## [To do]
Pull each line containing "レイヤー" out of the data and copy it.

▼▼▼

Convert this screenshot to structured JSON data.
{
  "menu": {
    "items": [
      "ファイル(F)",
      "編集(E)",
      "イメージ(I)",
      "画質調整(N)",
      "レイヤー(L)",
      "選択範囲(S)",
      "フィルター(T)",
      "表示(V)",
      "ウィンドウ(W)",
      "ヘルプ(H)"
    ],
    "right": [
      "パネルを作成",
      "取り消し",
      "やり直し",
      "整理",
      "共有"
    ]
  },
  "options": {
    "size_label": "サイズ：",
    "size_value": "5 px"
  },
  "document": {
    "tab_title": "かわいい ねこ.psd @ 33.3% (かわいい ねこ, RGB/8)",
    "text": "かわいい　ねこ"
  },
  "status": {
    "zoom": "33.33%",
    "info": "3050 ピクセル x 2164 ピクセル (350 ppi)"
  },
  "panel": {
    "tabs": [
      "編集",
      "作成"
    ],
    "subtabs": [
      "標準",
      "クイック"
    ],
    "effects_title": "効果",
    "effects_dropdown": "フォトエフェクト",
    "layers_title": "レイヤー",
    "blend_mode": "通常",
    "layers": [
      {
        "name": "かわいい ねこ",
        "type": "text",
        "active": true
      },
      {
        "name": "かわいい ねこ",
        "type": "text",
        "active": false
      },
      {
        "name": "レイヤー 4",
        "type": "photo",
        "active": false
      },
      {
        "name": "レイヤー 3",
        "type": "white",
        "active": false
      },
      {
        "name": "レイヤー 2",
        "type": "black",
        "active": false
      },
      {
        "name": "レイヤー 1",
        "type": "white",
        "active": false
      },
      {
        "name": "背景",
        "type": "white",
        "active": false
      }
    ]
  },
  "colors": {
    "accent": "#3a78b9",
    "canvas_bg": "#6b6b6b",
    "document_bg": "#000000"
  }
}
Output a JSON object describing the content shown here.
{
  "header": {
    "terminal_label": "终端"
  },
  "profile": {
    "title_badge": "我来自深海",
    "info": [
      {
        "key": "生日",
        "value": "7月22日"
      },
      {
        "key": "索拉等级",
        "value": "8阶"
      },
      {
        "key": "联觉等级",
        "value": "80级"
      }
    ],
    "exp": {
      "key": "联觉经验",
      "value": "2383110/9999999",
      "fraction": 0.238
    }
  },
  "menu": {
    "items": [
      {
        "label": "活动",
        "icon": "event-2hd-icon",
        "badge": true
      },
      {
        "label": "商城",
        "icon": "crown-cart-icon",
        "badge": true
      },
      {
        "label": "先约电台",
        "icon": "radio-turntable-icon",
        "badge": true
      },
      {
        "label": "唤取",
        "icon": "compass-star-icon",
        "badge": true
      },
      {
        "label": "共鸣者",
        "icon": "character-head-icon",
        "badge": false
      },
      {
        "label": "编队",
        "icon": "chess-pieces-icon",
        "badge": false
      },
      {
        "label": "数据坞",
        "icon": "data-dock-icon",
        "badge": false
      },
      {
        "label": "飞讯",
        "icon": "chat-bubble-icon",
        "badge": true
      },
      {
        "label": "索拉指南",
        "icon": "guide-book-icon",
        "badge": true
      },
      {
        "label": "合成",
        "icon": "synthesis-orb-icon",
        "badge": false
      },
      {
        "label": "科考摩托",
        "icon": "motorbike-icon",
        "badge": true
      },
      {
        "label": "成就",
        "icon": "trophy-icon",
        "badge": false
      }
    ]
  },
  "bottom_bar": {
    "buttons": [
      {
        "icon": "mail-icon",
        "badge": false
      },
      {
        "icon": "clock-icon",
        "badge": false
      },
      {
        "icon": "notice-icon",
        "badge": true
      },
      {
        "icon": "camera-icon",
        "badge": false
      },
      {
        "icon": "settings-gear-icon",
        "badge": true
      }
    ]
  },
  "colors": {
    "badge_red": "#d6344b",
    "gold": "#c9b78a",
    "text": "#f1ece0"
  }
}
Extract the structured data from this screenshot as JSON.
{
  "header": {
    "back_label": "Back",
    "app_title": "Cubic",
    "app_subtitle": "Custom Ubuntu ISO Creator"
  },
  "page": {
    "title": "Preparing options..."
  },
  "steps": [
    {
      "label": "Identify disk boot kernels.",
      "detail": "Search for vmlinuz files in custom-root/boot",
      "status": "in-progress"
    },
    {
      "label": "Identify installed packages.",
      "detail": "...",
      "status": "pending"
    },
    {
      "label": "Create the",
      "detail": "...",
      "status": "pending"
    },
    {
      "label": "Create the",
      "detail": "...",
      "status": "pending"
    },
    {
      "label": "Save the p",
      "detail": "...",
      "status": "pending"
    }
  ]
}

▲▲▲

## [Answer to the problem]
      "レイヤー(L)",
    "layers_title": "レイヤー",
        "name": "レイヤー 4",
        "name": "レイヤー 3",
        "name": "レイヤー 2",
        "name": "レイヤー 1",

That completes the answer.